◆ Aim of the task:
A single number is required: the count of lines in the records below that contain the word "this".

(Provided data begins)

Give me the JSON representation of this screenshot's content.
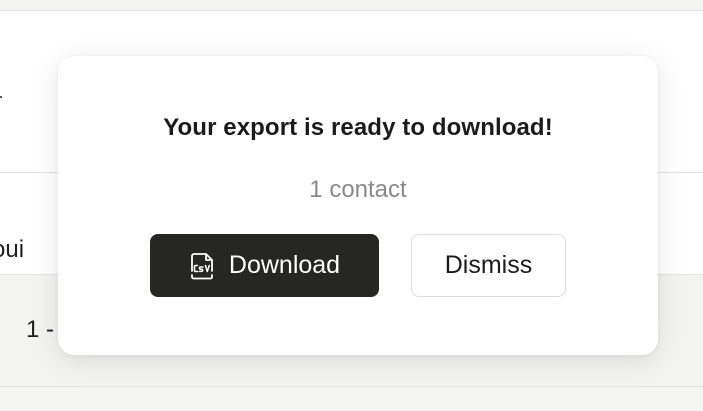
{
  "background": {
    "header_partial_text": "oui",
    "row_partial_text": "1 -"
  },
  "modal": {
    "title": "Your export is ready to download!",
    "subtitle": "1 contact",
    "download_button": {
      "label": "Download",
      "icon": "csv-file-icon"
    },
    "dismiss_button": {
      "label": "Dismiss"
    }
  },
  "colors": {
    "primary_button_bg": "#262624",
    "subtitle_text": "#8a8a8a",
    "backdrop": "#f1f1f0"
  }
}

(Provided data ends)
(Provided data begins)

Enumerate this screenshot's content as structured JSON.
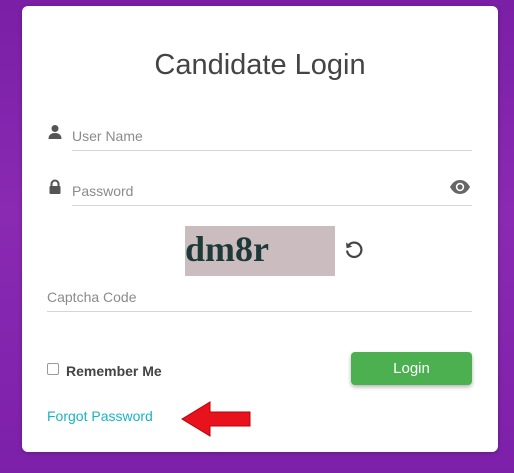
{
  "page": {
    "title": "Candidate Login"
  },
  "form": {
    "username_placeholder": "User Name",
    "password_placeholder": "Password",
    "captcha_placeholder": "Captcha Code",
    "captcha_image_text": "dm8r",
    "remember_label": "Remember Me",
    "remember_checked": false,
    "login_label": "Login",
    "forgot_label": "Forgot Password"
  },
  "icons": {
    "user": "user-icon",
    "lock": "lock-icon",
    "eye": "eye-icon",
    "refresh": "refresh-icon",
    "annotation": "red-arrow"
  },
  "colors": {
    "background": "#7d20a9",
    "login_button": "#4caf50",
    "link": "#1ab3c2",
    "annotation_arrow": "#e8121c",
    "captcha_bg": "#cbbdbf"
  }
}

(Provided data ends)

◆ Answer space:
2